OGA and PMA funding for the administration of mission is currently received in two main streams, Wilson said: per capita from congregations as received by mid councils, and basic mission support, which is remitted directly from congregations, mid councils and other entities.

Mid councils have different ways of offsetting their funding gaps, he noted. Many have an endowment or other financial support, and some use reserve spending to fund their ministries, although “we all know reserve spending is not sustainable over the long run,” Wilson said.

Traditionally, OGA has been funded almost exclusively through per capita resources. That too is not sustainable, Wilson said, especially as membership in the PC(USA) declines.

The two funding models the FMDT is inviting mid councils to experiment with are:

  • A Percentage Model, in which a fixed percentage of congregational income goes to replace per capita and voluntary shared mission support with a unified OGA and PMA. “This would be a substantial shift for us,” Wilson said. “Not a per-member rate, but a percentage of congregational income.” There are “some justice issues on how per capita lands on some congregations,” he said.
  • A Participation Model, which includes per capita combined with voluntary shared mission support to a unified OGA and PMA with “increased resource and communication to congregations. This recognizes what we need to do is tell our story better … and invite people to share God’s grace with God’s people in various ways, including administering mission,” he said. “We will do pilots and experiment with these and invite mid councils to participate.”
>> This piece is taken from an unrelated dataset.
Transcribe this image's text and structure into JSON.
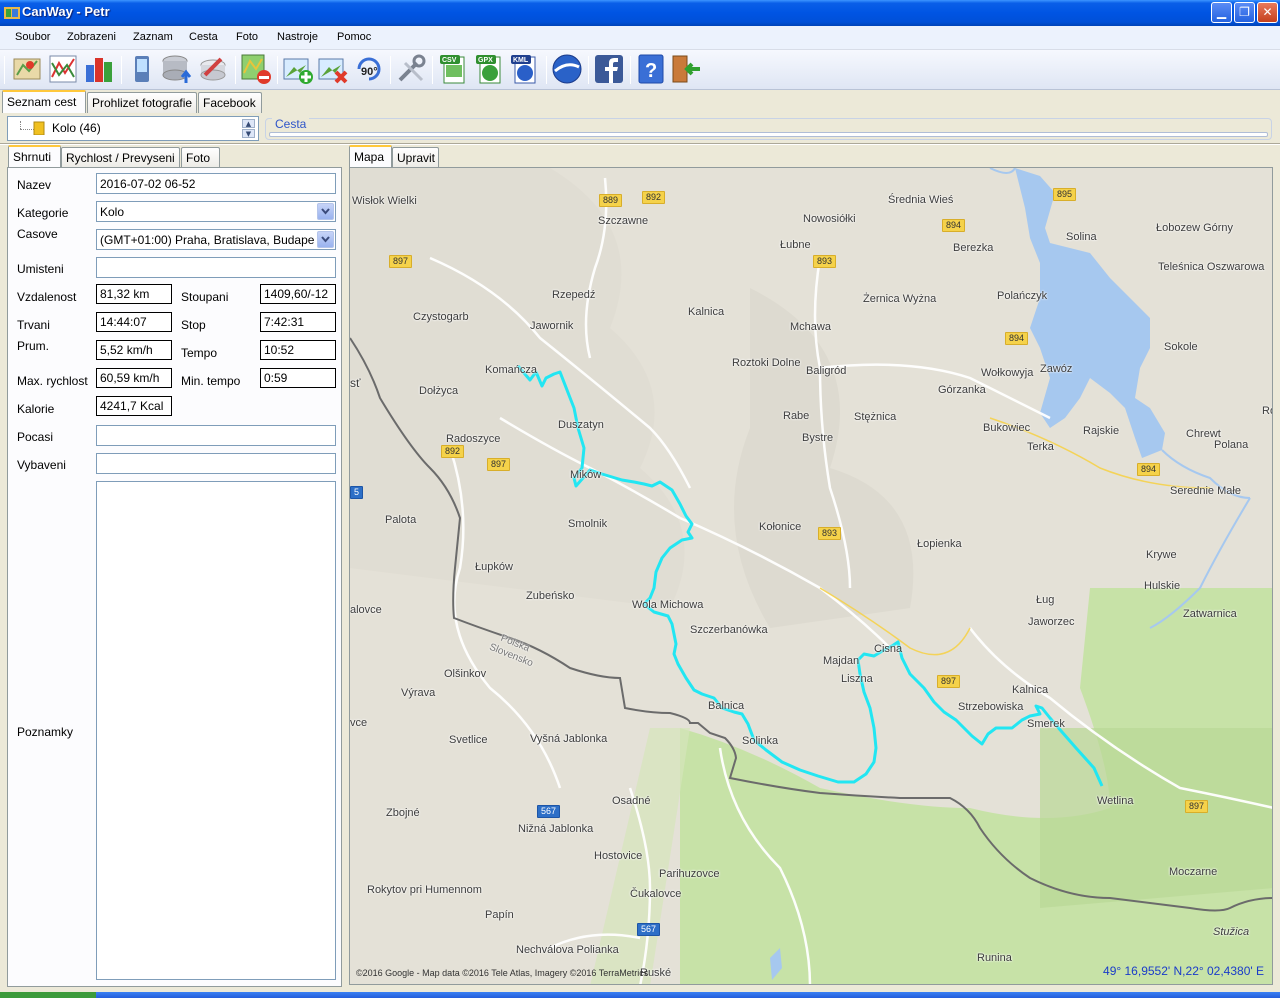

Rader said next steps include conducting a survey developed by Research Services “to discern input on the models. It’s both a science and an art to develop and craft a survey that captures people’s preferences,” she said. “We had a lot of great data from [previously convened] focus groups, but it was hard to measure it. This survey should give us understanding of people’s input on these models.”

Interested mid councils will be invited “to work to examine participation models for their unique context,” she said.

The ultimate goal is to come up with a funding model that is equitable, elegant and sustainable.

“We want it to be equitable. We want it to work for mid councils as well as the national church,” Rader said. “We’re a connectional church and we care about all levels of the church, and of course congregations, where the mission of God is often directly done.”

“Elegant means we want to be able to explain it,” she said, and sustainability is a key because “we recognize we are a smaller denomination than we were 20 years ago. But God’s not done with us yet,” Rader said.

“A different funding model isn’t going to magically result in increased funds,” she said. “But we trust we have a gracious, generous God and that there will be sufficient funding for the ministry God calls us to do.”

“I know this feels like a lot of aspirational words,” Rader said. “But I’m glad that I’m called to this work, and I’m glad Michael was too.”

The Rev. Dr. Michael Wilson

During a question-and-answer session following their presentation, Wilson said one big challenge the team is aware of “is in terms of cost and funding, we have an infrastructure of the denomination on national, synod and presbytery levels that was built around assumptions that no longer hold. We need different funding models to inhabit the structures that we need for ministry today.”

“One assumption we hold is we are a generous, well-resourced denomination,” he said. “We also acknowledge we’re smaller and there may not be resources to structure and fund things the way we have in the past. The Unification Commission is asking similar questions.”

Rader said the team doesn’t yet know what percentage will be needed to fund the Percentage Model. “This is one of the things we hope the survey will yield,” she said.

Creative_Commons-BYNCNDYou may freely reuse and distribute this article in its entirety for non-commercial purposes in any medium. Please include author attribution, photography credits, and a link to the original article. This work is licensed under a Creative Commons Attribution-NonCommercial-NoDeratives 4.0 International License.

  • Subscribe to the PC(USA) News

  • Interested in receiving either of the PC(USA) newsletters in your inbox?

  • This field is for validation purposes and should be left unchanged.